Based on the United States Bill of Rights, we’ve created the Black Girls Declaration of Freedom and Humanity. It declares the rights and privileges that Black girls and women deserve in order to thrive in our contemporary society. Created in partnership with Black girls across the country, we will present our bill to the Congressional Caucus on Black Women and Girls to advance issues and legislation important to the welfare of women and girls of African descent.

Every Black girl deserves:

  • The right to education and information about African and Black history
  • The right to express our blackness however we defines it without judgment
  • The right to be safe and have our physical, emotional, and mental health honored, protected, and nurtured
  • The right to real sex education, contraception, tampons, and pads
  • The right to agency and control over our own bodies in every space
  • The right to justice and reparations
    • in response to harm and sexual assault
    • when police officers murder people of color
  • The right to play and have fun
  • The right to community, sisterhood, and support from other girls
  • The right to BE—exactly who we are, free from stereotypes and insecurity, our full unique selves

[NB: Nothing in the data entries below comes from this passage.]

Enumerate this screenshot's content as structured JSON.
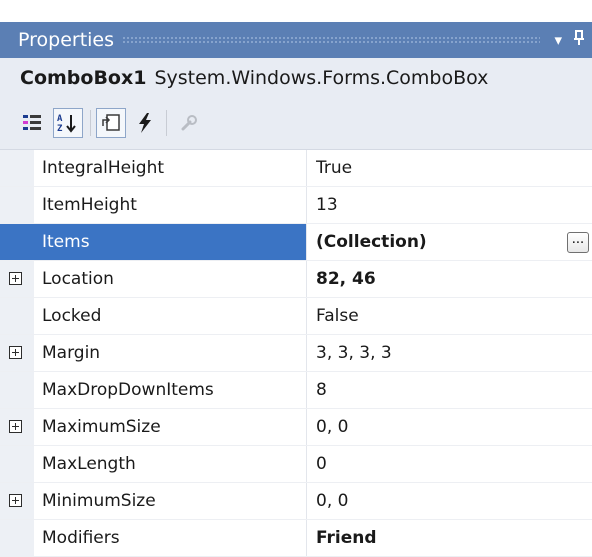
{
  "window": {
    "title": "Properties",
    "dropdown_glyph": "▾",
    "pin_glyph": "ᵽ"
  },
  "object_selector": {
    "name": "ComboBox1",
    "type": "System.Windows.Forms.ComboBox"
  },
  "toolbar": {
    "buttons": [
      {
        "icon": "categorized-icon",
        "pressed": false
      },
      {
        "icon": "alphabetical-icon",
        "pressed": true
      },
      {
        "icon": "properties-icon",
        "pressed": true
      },
      {
        "icon": "events-icon",
        "pressed": false
      },
      {
        "icon": "property-pages-icon",
        "pressed": false,
        "disabled": true
      }
    ]
  },
  "properties": [
    {
      "name": "IntegralHeight",
      "value": "True",
      "expandable": false,
      "bold": false,
      "selected": false
    },
    {
      "name": "ItemHeight",
      "value": "13",
      "expandable": false,
      "bold": false,
      "selected": false
    },
    {
      "name": "Items",
      "value": "(Collection)",
      "expandable": false,
      "bold": true,
      "selected": true,
      "button": "..."
    },
    {
      "name": "Location",
      "value": "82, 46",
      "expandable": true,
      "bold": true,
      "selected": false
    },
    {
      "name": "Locked",
      "value": "False",
      "expandable": false,
      "bold": false,
      "selected": false
    },
    {
      "name": "Margin",
      "value": "3, 3, 3, 3",
      "expandable": true,
      "bold": false,
      "selected": false
    },
    {
      "name": "MaxDropDownItems",
      "value": "8",
      "expandable": false,
      "bold": false,
      "selected": false
    },
    {
      "name": "MaximumSize",
      "value": "0, 0",
      "expandable": true,
      "bold": false,
      "selected": false
    },
    {
      "name": "MaxLength",
      "value": "0",
      "expandable": false,
      "bold": false,
      "selected": false
    },
    {
      "name": "MinimumSize",
      "value": "0, 0",
      "expandable": true,
      "bold": false,
      "selected": false
    },
    {
      "name": "Modifiers",
      "value": "Friend",
      "expandable": false,
      "bold": true,
      "selected": false
    }
  ],
  "colors": {
    "titlebar": "#5b7fb4",
    "selection": "#3b74c4",
    "toolbar_bg": "#e8ecf3"
  }
}
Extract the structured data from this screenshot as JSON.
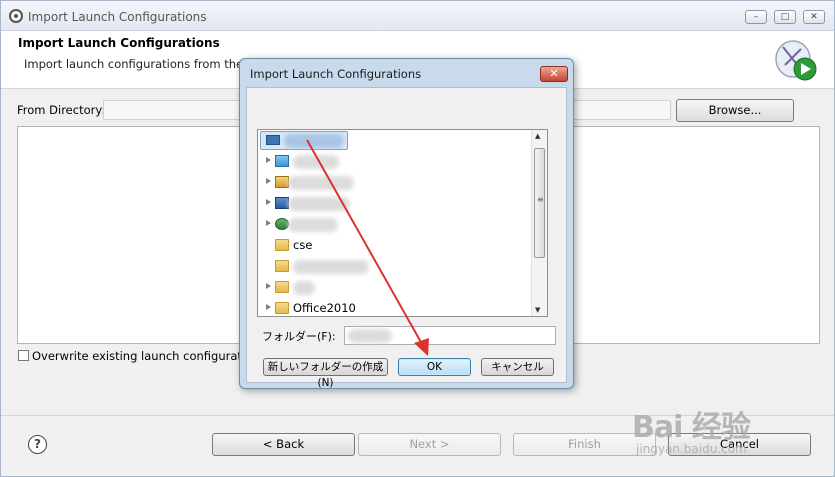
{
  "window": {
    "title": "Import Launch Configurations",
    "controls": [
      "–",
      "□",
      "✕"
    ]
  },
  "header": {
    "title": "Import Launch Configurations",
    "description": "Import launch configurations from the loca"
  },
  "from_directory": {
    "label": "From Directory:",
    "value": "",
    "browse_label": "Browse..."
  },
  "overwrite": {
    "label": "Overwrite existing launch configurations w",
    "checked": false
  },
  "footer": {
    "help": "?",
    "back": "< Back",
    "next": "Next >",
    "finish": "Finish",
    "cancel": "Cancel"
  },
  "dialog": {
    "title": "Import Launch Configurations",
    "close": "✕",
    "tree_items": [
      {
        "label": "",
        "icon": "desktop-icon",
        "selected": true,
        "expander": false
      },
      {
        "label": "",
        "icon": "library-icon",
        "expander": true
      },
      {
        "label": "",
        "icon": "user-icon",
        "expander": true
      },
      {
        "label": "",
        "icon": "computer-icon",
        "expander": true
      },
      {
        "label": "",
        "icon": "network-icon",
        "expander": true
      },
      {
        "label": "cse",
        "icon": "folder-icon",
        "expander": false
      },
      {
        "label": "",
        "icon": "folder-icon",
        "expander": false
      },
      {
        "label": "",
        "icon": "folder-icon",
        "expander": true
      },
      {
        "label": "Office2010",
        "icon": "folder-icon",
        "expander": true
      }
    ],
    "folder_label": "フォルダー(F):",
    "folder_value": "",
    "new_folder_button": "新しいフォルダーの作成(N)",
    "ok_button": "OK",
    "cancel_button": "キャンセル"
  },
  "watermark": {
    "logo": "Bai 经验",
    "url": "jingyan.baidu.com"
  },
  "annotation_color": "#d9342b"
}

The Black Girl Bill of Rights was first presented April 9th, 2016 in New York City during a workshop “Our Declaration of Freedom and Humanity” that was facilitated by Sisters in Strength (Girls for Gender Equity) at Black Girls Movement Conference 2016.
National Alliance to End Sexual violence
Stop Sexual Assault in Schools (SSAIS)
Priceless Incite
Hollaback!
Girls Who Code
Sakhi for South Asian Women
The Free Black Women’s Library
MomsRising
Ms. Foundation for Women
End Rape on Campus
National Crittenton
STARS CGI
The Center for Hope and Healing
Chhaya Community Development Organization
Bella Abzug Leadership Institute, Inc.
AAPI Women Lead
Resilience, formerly Rape Victim Advocates
Matahari Women Workers' Center
Georgetown Law Center on Poverty & Inequality
IMPACT Safety
A Better Balance
MS Black Women's Roundtable
PowerPlay
The Firecracker Foundation
Center for Advancing Innovative Policy
Anti-Violence Project
National Black Women's Justice Institute
National Center for Transgender Equality
FPWA
Row New York
IntegrateNYC Inc.
Chicago Alliance Against Sexual Exploitation
Legal Momentum, the Women's Legal Defense and Education Fund
Kuluntu Reproductive Justice Center
#VOTEPROCHOICE
FORGE, Inc.
Resonance Network
Washington State Coalition Against Domestic Violence
Day One
Figure Skating in Harlem
The Brotherhood/Sister Sol
Not Without Black Women
Generation Citizen
Mirror Memoirs
#VOTEPROCHOICE
Common Justice
OAASIS - Oregon Abuse Advocates & Survivors in Service
Venus Evans Winters LLC
Youth Over Guns
étnica
Love Your Magic
Ujima Inc.:The National Center on Violence Against Women in the Black Community
Equality North Carolina
Community Voices Heard
Women's Law Project
YWCA St. Paul
#BlackGirlsBrilliance
Washington Area Women's Foundation
Survivors Know/We Believe You Fund
A Long Walk Home
EveryBlackGirl, Inc
Girls Justice League
Gwen's Girls
SOUL Sisters - Miami
The Light House | Black Girl Projects
Young Women's Freedom Center